Meanwhile Herbert went out and brought in Mrs. Le Noir and Clara. Mrs. Le Noir, with a Frenchwoman's impetuosity, hurried to her daughter and clasped her to her heart.

Cap gave one hurried glance at the beautiful pale woman that claimed from her a daughter's love and then, returning the caress, she said:

"Oh, mamma! Oh, mamma! If I were only a boy instead of a girl, I would thrash that Le Noir within an inch of his life! But I forgot! He has gone to his account."

Old Hurricane was at this moment shaking hands with his son, Traverse, who presently took occasion to lead up and introduce his betrothed wife, Clara Day, to her destined father-in-law.

Major Warfield received her with all a soldier's gallantry, a gentleman's courtesy and a father's tenderness.

He next shook hands with his old acquaintance, Mrs. Le Noir.

And then supper was ordered and the evening was passed in general and comparative reminiscences and cheerful conversation.

CHAPTER LXI.
"THERE SHALL BE LIGHT AT THE EVENTIDE."–Holy Bible.

They shall be blessed exceedingly, their store
Grow daily, weekly more and more,
And peace so multiply around,
Their very hearth seems holy ground.
                    –MARY HOWITT.

THE marriage of Capitola and of Herbert and that of Clara and of Traverse was fixed to take place upon the first of August, which was the twenty-first birthday of the doctor's daughter, and also the twenty-fifth anniversary of the wedding of Ira Warfield and Marah Rocke.

German husbands and wives have a beautiful custom of keeping the twenty-fifth anniversary of their marriage by a festival, which they call the "Silver Wedding." And thus Major Warfield and Marah resolved to keep this first of August, and further to honor the occasion by uniting the hands of their young people.

There was but one cloud upon the happiness of Capitola; this was the approaching execution of Black Donald.

No one else seemed to care about the matter, until a circumstance occurred which painfully aroused their interest.

This was the fact that the Governor, through the solicitation of certain ministers of the gospel who represented the condemned as utterly unprepared to meet his fate, had respited him until the first of August, at which time he wished the prisoner to be made to understand that his sentence would certainly, without further delay, be carried into effect.

This carried a sort of consternation into the heart of every member of the Hurricane Hall household!

The idea of Black Donald being hanged in their immediate neighborhood upon their wedding day was appalling!

Yet there was no help for it, unless their wedding was postponed to another occasion than that upon which Old Hurricane had set his heart. No one knew what to do.
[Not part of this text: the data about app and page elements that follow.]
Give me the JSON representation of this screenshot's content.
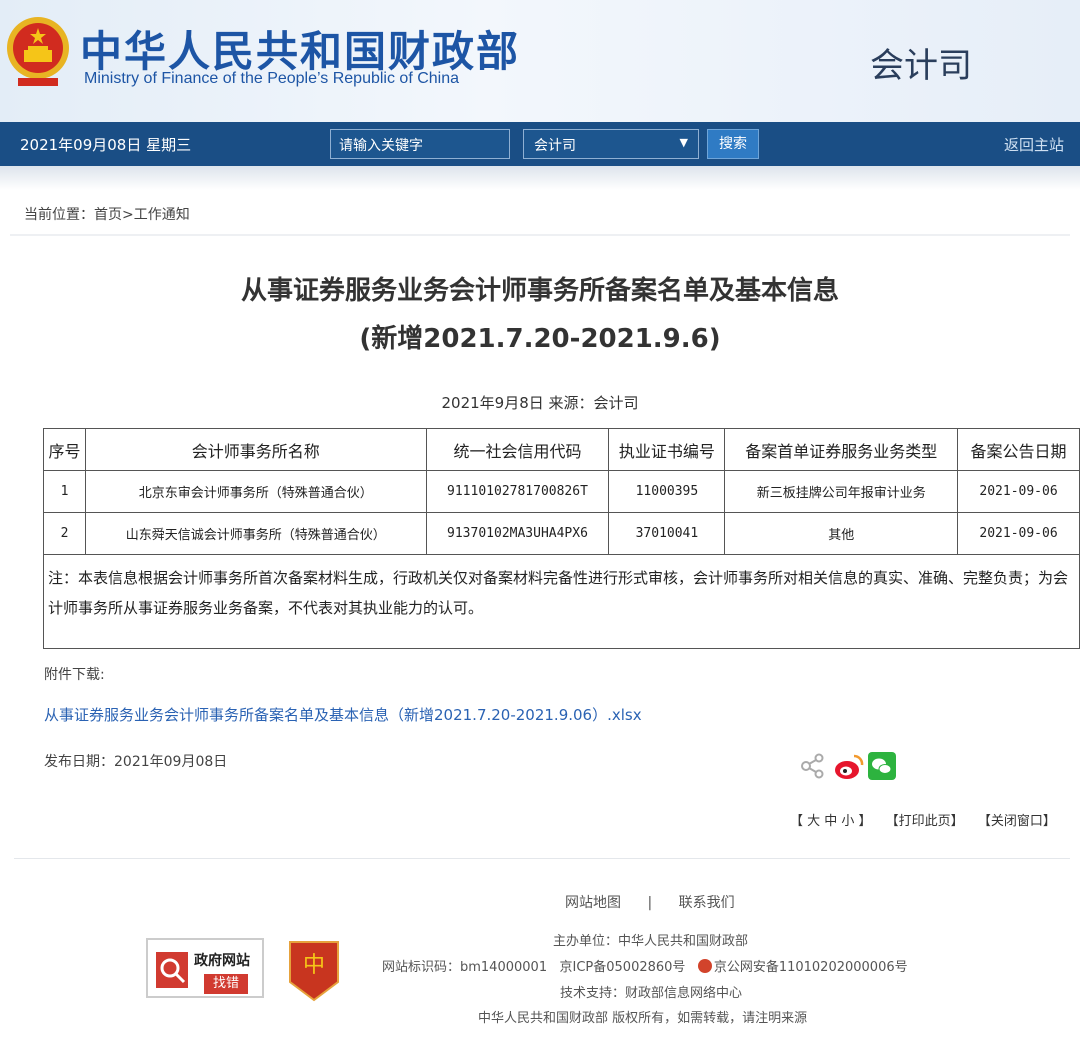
{
  "header": {
    "site_title_cn": "中华人民共和国财政部",
    "site_title_en": "Ministry of Finance of the People’s Republic of China",
    "dept_name": "会计司"
  },
  "nav": {
    "date": "2021年09月08日  星期三",
    "search_placeholder": "请输入关键字",
    "select_value": "会计司",
    "search_button": "搜索",
    "home_link": "返回主站"
  },
  "breadcrumb": "当前位置：首页>工作通知",
  "article": {
    "title_line1": "从事证券服务业务会计师事务所备案名单及基本信息",
    "title_line2": "(新增2021.7.20-2021.9.6)",
    "meta": "2021年9月8日 来源：会计司"
  },
  "table": {
    "headers": [
      "序号",
      "会计师事务所名称",
      "统一社会信用代码",
      "执业证书编号",
      "备案首单证券服务业务类型",
      "备案公告日期"
    ],
    "rows": [
      [
        "1",
        "北京东审会计师事务所（特殊普通合伙）",
        "91110102781700826T",
        "11000395",
        "新三板挂牌公司年报审计业务",
        "2021-09-06"
      ],
      [
        "2",
        "山东舜天信诚会计师事务所（特殊普通合伙）",
        "91370102MA3UHA4PX6",
        "37010041",
        "其他",
        "2021-09-06"
      ]
    ],
    "note": "注：本表信息根据会计师事务所首次备案材料生成，行政机关仅对备案材料完备性进行形式审核，会计师事务所对相关信息的真实、准确、完整负责；为会计师事务所从事证券服务业务备案，不代表对其执业能力的认可。"
  },
  "attachment": {
    "label": "附件下载:",
    "link": "从事证券服务业务会计师事务所备案名单及基本信息（新增2021.7.20-2021.9.06）.xlsx"
  },
  "pubdate": "发布日期：2021年09月08日",
  "toolbar": {
    "font_size": "【 大 中 小 】",
    "print": "【打印此页】",
    "close": "【关闭窗口】"
  },
  "footer": {
    "sitemap": "网站地图",
    "separator": "|",
    "contact": "联系我们",
    "host": "主办单位：中华人民共和国财政部",
    "site_id": "网站标识码：bm14000001",
    "icp": "京ICP备05002860号",
    "police": "京公网安备11010202000006号",
    "tech": "技术支持：财政部信息网络中心",
    "copyright": "中华人民共和国财政部  版权所有，如需转载，请注明来源",
    "gov_badge_top": "政府网站",
    "gov_badge_bottom": "找错"
  },
  "colors": {
    "nav_bg": "#1a4e85",
    "title_blue": "#1d55a5",
    "link_blue": "#2a62b3"
  }
}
Cap fretted herself almost sick. She had cudgeled her brains to no purpose. She had not been able to think of any plan by which she could deliver Black Donald. Meantime the last days of July were rapidly passing away.

Black Donald in the condemned cell maintained his firmness, resolutely asserting his innocence of any capital crime, and persistently refusing to give up his band. As a last motive of confession, the paper written by Gabriel Le Noir upon his death-bed was shown him. He laughed a loud, crackling laugh, and said that was all true, but that he, for his part, never had intended to harm a hair of Capitola's head; that he had taken a fancy to the girl when he had first seen her, and had only wanted to carry her off and force her into a marriage with himself; that he had pretended to consent to her death only for the purpose